(20) Having completely rid myself of the three types of laziness,
Which impair my gaining lustrous virtues not yet attained
And improving further those already attained,
May I exert myself with joyful perseverance.

(21) Having rid myself of stilled and settled states of shamatha
that would practically propel me into compulsive existence
By their being bereft of the power
   of an exceptionally perceptive state of vipashyana,
to put down the extreme of compulsive existence,
And their being isolated from the moisture of compassion,
to put down the extreme of complacent (nirvana),
May I meditate instead with a joined state (of all three).

(22) Having completely rid myself
   of all the various worst distorted views
That take as supreme some partial voidness that the mind has made up,
From having become frightened at the (full) meaning of the profound
abiding nature (of all things),
May I gain realization that all phenomena are primordially devoid
(of true findable existence).

(23) May I yoke to the flawless discipline those (monks) who,
With minds lacking a sense of honor (for the monastic community),
rip the pure trainings to shreds,
Never fearing the actions despised by the holy and who,
In breaking the discipline, are in fact trainees in virtue
in outward appearance alone.

(24) May I quickly and easily lead to the path
   praised by the Triumphant
Those who, having come under the influence
   of the worst kind of friends or misleading gurus,
Have left aside the correct path
And are on the worst, distorted paths.
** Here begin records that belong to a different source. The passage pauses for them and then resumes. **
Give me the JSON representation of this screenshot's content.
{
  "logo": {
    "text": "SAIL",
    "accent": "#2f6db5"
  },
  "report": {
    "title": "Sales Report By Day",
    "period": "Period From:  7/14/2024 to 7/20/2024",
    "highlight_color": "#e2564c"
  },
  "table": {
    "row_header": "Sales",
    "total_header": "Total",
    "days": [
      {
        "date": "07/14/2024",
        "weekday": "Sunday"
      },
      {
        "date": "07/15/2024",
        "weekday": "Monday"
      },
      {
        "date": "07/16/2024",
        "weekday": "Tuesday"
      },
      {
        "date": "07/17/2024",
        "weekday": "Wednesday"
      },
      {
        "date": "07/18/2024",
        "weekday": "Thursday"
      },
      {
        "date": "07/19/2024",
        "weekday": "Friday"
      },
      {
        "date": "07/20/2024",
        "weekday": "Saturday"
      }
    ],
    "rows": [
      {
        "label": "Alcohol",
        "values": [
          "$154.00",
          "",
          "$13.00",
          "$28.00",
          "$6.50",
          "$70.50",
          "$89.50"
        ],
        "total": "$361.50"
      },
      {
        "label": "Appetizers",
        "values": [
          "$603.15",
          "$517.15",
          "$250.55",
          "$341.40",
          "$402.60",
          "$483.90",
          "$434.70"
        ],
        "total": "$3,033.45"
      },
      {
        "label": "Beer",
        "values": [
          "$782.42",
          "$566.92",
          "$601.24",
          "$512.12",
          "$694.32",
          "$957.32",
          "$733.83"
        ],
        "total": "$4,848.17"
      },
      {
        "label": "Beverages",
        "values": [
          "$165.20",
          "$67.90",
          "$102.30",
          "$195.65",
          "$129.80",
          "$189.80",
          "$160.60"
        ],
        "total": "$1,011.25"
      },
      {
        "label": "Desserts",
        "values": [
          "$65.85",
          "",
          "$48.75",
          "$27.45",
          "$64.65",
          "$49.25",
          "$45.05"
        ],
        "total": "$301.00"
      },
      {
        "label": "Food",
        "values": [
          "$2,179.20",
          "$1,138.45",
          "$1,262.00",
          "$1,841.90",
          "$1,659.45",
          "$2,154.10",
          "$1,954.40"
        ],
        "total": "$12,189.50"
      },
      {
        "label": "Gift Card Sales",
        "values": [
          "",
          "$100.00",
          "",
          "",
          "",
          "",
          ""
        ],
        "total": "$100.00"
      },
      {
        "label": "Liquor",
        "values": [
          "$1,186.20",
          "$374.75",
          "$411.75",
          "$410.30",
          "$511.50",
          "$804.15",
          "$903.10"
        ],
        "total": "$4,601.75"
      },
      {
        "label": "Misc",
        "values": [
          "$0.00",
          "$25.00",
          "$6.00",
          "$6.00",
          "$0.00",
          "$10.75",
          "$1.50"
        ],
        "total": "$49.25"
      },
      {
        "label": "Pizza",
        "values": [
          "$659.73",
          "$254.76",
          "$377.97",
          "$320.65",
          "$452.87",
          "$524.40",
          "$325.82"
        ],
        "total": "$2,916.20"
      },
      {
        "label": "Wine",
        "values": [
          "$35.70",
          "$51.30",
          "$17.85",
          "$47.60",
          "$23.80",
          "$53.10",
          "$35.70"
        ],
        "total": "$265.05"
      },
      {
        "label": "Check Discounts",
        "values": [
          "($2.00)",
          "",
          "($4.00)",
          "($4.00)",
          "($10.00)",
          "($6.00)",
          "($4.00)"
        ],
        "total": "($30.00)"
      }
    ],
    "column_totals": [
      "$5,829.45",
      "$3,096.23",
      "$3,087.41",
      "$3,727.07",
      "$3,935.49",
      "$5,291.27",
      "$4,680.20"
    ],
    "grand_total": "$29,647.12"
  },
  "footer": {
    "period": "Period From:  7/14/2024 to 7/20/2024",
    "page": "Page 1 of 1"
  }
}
(25) When I have captivated the bold masses
   of foxes of misinformed speech
With my lion-like roar of (correct) explanation, debate, and composition,
May I take care of them, then,
   with whatever means might be skilled for their taming
And thus uphold the victory banner of the undeclined teachings.

(26) Whenever I am born and can drink of the nectar of the Sage
   (Buddha’s) words,
May I be endowed, at such times, with a good family,
Body, wealth, power, discriminating awareness,
Long life, no sickness, and happiness.
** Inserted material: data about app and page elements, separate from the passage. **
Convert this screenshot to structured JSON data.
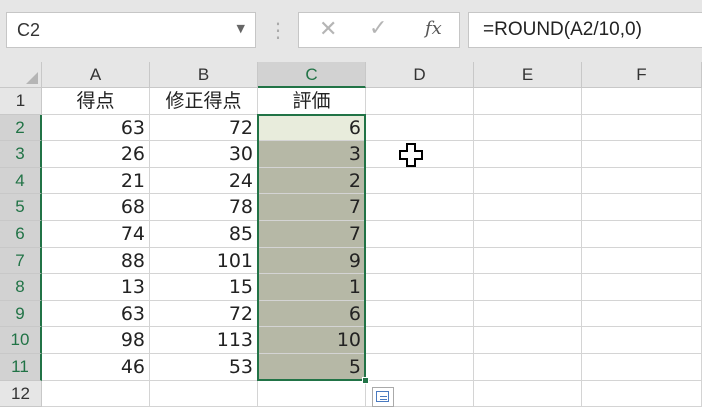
{
  "name_box": {
    "value": "C2"
  },
  "formula_bar": {
    "formula": "=ROUND(A2/10,0)",
    "fx_label": "fx",
    "cancel_icon": "✕",
    "enter_icon": "✓",
    "separator": "⋮"
  },
  "columns": [
    "A",
    "B",
    "C",
    "D",
    "E",
    "F"
  ],
  "selected_column": "C",
  "rows": [
    "1",
    "2",
    "3",
    "4",
    "5",
    "6",
    "7",
    "8",
    "9",
    "10",
    "11",
    "12"
  ],
  "headers": {
    "A": "得点",
    "B": "修正得点",
    "C": "評価"
  },
  "data_rows": [
    {
      "A": "63",
      "B": "72",
      "C": "6"
    },
    {
      "A": "26",
      "B": "30",
      "C": "3"
    },
    {
      "A": "21",
      "B": "24",
      "C": "2"
    },
    {
      "A": "68",
      "B": "78",
      "C": "7"
    },
    {
      "A": "74",
      "B": "85",
      "C": "7"
    },
    {
      "A": "88",
      "B": "101",
      "C": "9"
    },
    {
      "A": "13",
      "B": "15",
      "C": "1"
    },
    {
      "A": "63",
      "B": "72",
      "C": "6"
    },
    {
      "A": "98",
      "B": "113",
      "C": "10"
    },
    {
      "A": "46",
      "B": "53",
      "C": "5"
    }
  ],
  "colors": {
    "accent": "#217346",
    "selection_fill": "#b6b8a6",
    "active_cell_fill": "#e8ecdc"
  },
  "icons": {
    "name_box_dropdown": "dropdown-arrow-icon",
    "cursor": "plus-cursor-icon",
    "quick_analysis": "quick-analysis-icon"
  }
}
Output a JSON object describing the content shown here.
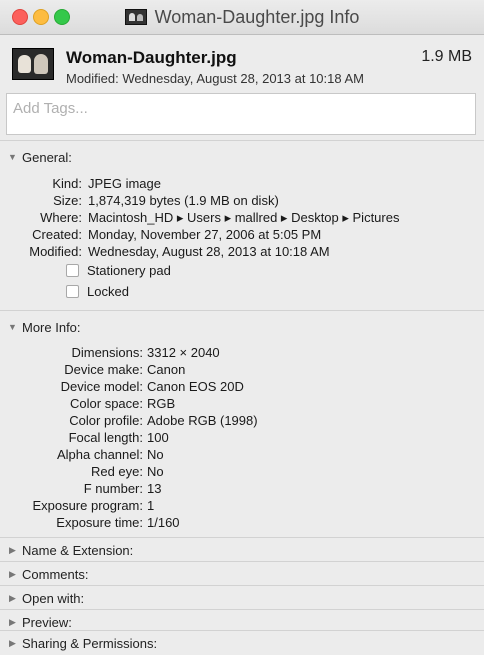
{
  "window": {
    "title": "Woman-Daughter.jpg Info"
  },
  "header": {
    "file_name": "Woman-Daughter.jpg",
    "file_size": "1.9 MB",
    "modified": "Modified: Wednesday, August 28, 2013 at 10:18 AM"
  },
  "tags": {
    "placeholder": "Add Tags..."
  },
  "general": {
    "title": "General:",
    "rows": [
      {
        "label": "Kind:",
        "value": "JPEG image"
      },
      {
        "label": "Size:",
        "value": "1,874,319 bytes (1.9 MB on disk)"
      },
      {
        "label": "Where:",
        "value": "Macintosh_HD ▸ Users ▸ mallred ▸ Desktop ▸ Pictures"
      },
      {
        "label": "Created:",
        "value": "Monday, November 27, 2006 at 5:05 PM"
      },
      {
        "label": "Modified:",
        "value": "Wednesday, August 28, 2013 at 10:18 AM"
      }
    ],
    "stationery_label": "Stationery pad",
    "locked_label": "Locked"
  },
  "more_info": {
    "title": "More Info:",
    "rows": [
      {
        "label": "Dimensions:",
        "value": "3312 × 2040"
      },
      {
        "label": "Device make:",
        "value": "Canon"
      },
      {
        "label": "Device model:",
        "value": "Canon EOS 20D"
      },
      {
        "label": "Color space:",
        "value": "RGB"
      },
      {
        "label": "Color profile:",
        "value": "Adobe RGB (1998)"
      },
      {
        "label": "Focal length:",
        "value": "100"
      },
      {
        "label": "Alpha channel:",
        "value": "No"
      },
      {
        "label": "Red eye:",
        "value": "No"
      },
      {
        "label": "F number:",
        "value": "13"
      },
      {
        "label": "Exposure program:",
        "value": "1"
      },
      {
        "label": "Exposure time:",
        "value": "1/160"
      }
    ]
  },
  "collapsed_sections": [
    "Name & Extension:",
    "Comments:",
    "Open with:",
    "Preview:",
    "Sharing & Permissions:"
  ]
}
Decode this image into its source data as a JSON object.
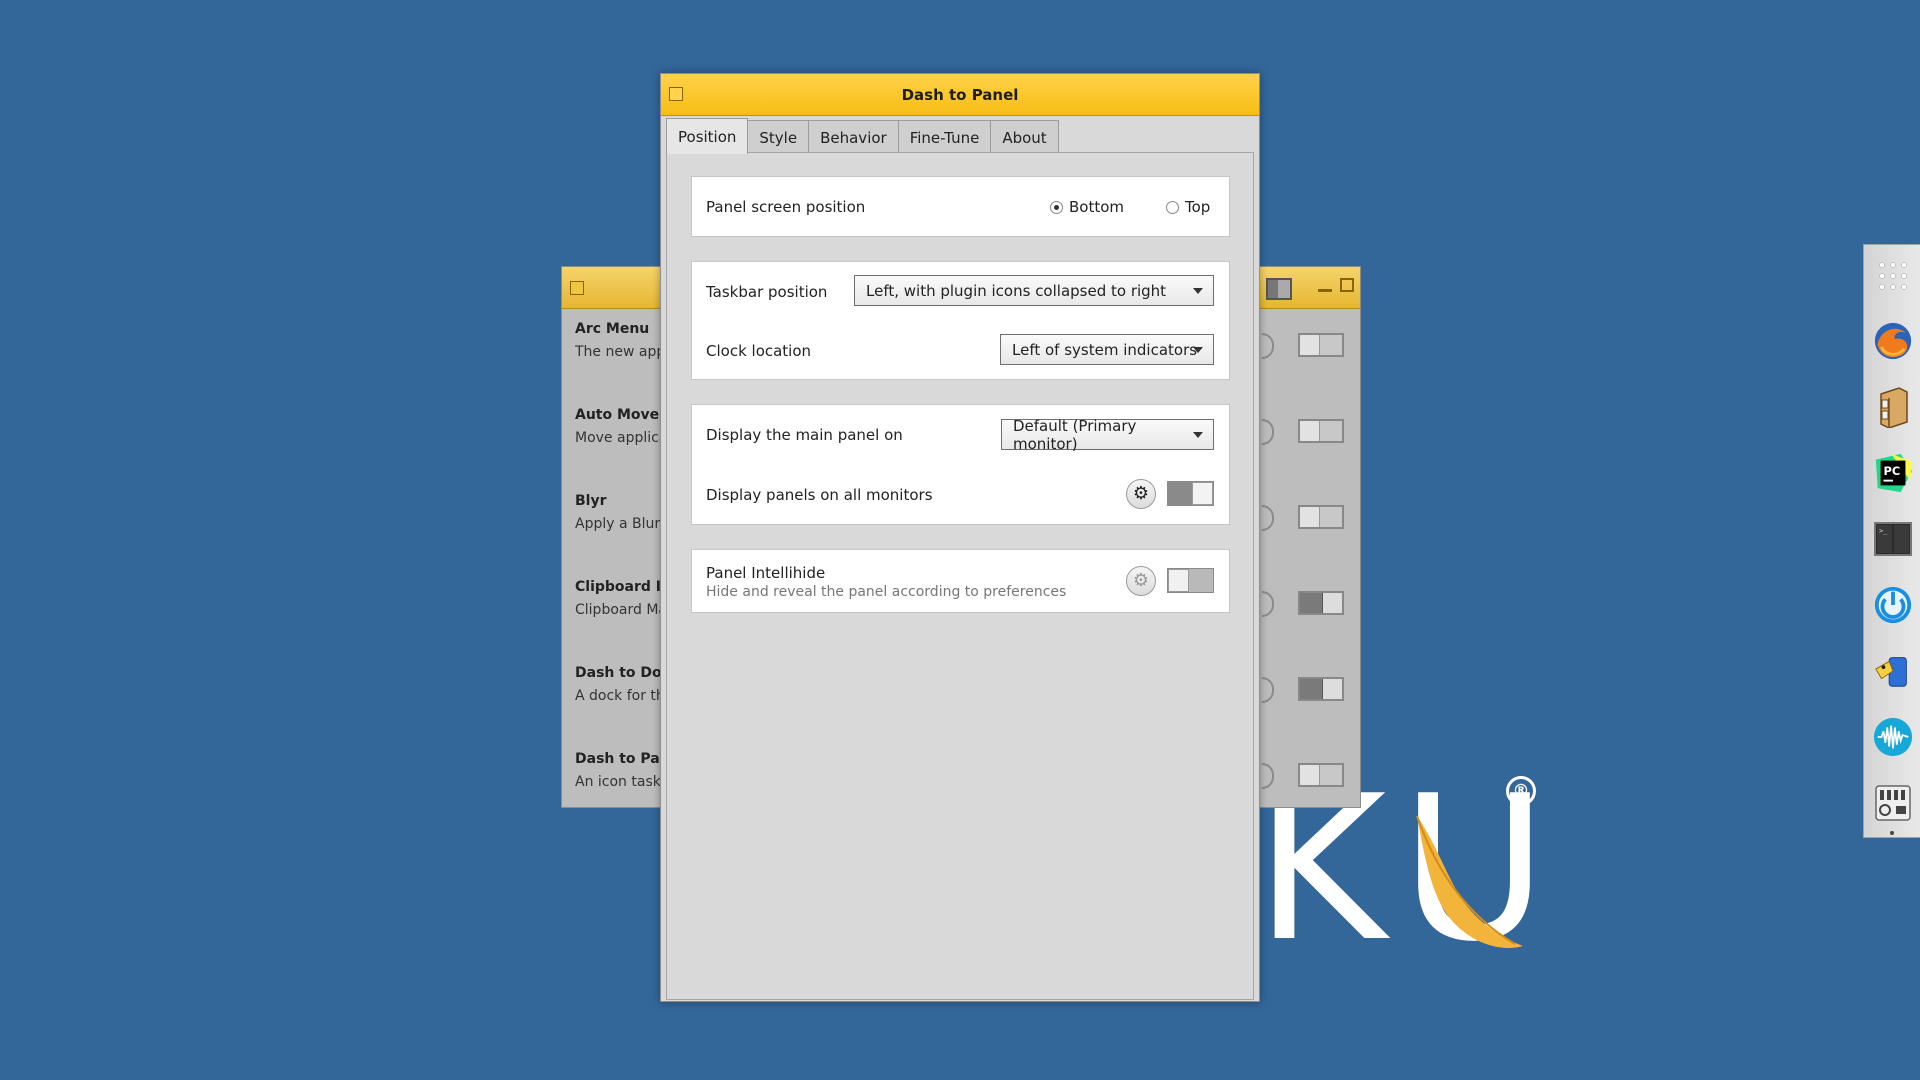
{
  "wallpaper": {
    "logo_text": "KU",
    "registered_mark": "®"
  },
  "background_window": {
    "extensions": [
      {
        "title": "Arc Menu",
        "description": "The new appl"
      },
      {
        "title": "Auto Move V",
        "description": "Move applica"
      },
      {
        "title": "Blyr",
        "description": "Apply a Blur I"
      },
      {
        "title": "Clipboard In",
        "description": "Clipboard Ma and caches cl"
      },
      {
        "title": "Dash to Doc",
        "description": "A dock for th in a dock for"
      },
      {
        "title": "Dash to Pan",
        "description": "An icon taskb so that the ap"
      }
    ],
    "toggle_states": [
      false,
      false,
      false,
      true,
      true,
      false
    ]
  },
  "dialog": {
    "title": "Dash to Panel",
    "tabs": [
      {
        "label": "Position",
        "active": true
      },
      {
        "label": "Style",
        "active": false
      },
      {
        "label": "Behavior",
        "active": false
      },
      {
        "label": "Fine-Tune",
        "active": false
      },
      {
        "label": "About",
        "active": false
      }
    ],
    "panel_position": {
      "label": "Panel screen position",
      "options": [
        "Bottom",
        "Top"
      ],
      "selected": "Bottom"
    },
    "taskbar_position": {
      "label": "Taskbar position",
      "value": "Left, with plugin icons collapsed to right"
    },
    "clock_location": {
      "label": "Clock location",
      "value": "Left of system indicators"
    },
    "main_panel": {
      "label": "Display the main panel on",
      "value": "Default (Primary monitor)"
    },
    "all_monitors": {
      "label": "Display panels on all monitors",
      "enabled": true
    },
    "intellihide": {
      "label": "Panel Intellihide",
      "description": "Hide and reveal the panel according to preferences",
      "enabled": false
    }
  },
  "dock": {
    "icons": [
      "app-grid-icon",
      "firefox-icon",
      "file-cabinet-icon",
      "pycharm-icon",
      "terminal-icon",
      "power-app-icon",
      "mail-bird-icon",
      "audio-wave-icon",
      "mixer-icon"
    ]
  },
  "colors": {
    "desktop": "#336699",
    "titlebar": "#f6bd13",
    "dialog_bg": "#d9d9d9"
  }
}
(27) Toward those who continually harbor thoughts
Of harming my body, life, or possessions,
And also toward those who speak unkindly to me,
May I especially develop love like a mother.

(28) And may I confer on them, without long delay,
The highest state of peerless enlightenment,
By developing on my mental continuum a pure, exceptional resolve
And a bodhichitta aim that meditates
   cherishing others more than myself.

(29) May everyone who sees, hears,
or recalls these prayers
Be undaunted in actualizing, without an exception,
The great waves of prayers
Of the Triumphant One’s spiritual offspring.

(30) By the force of offering these extensive prayers,
Which have come into being by the power of my pure,
   exceptional resolve,
May I bring to perfection far-reaching prayer
And thereby fulfill the hopes of all embodied beings.


This “Prayer for Constructive Actions in the Beginning, Middle, and End” has been composed at the glorious Drikung-til Monastery in the Zhoto District by the itinerant (monk) Lozang-dragpa, who has heard many teachings.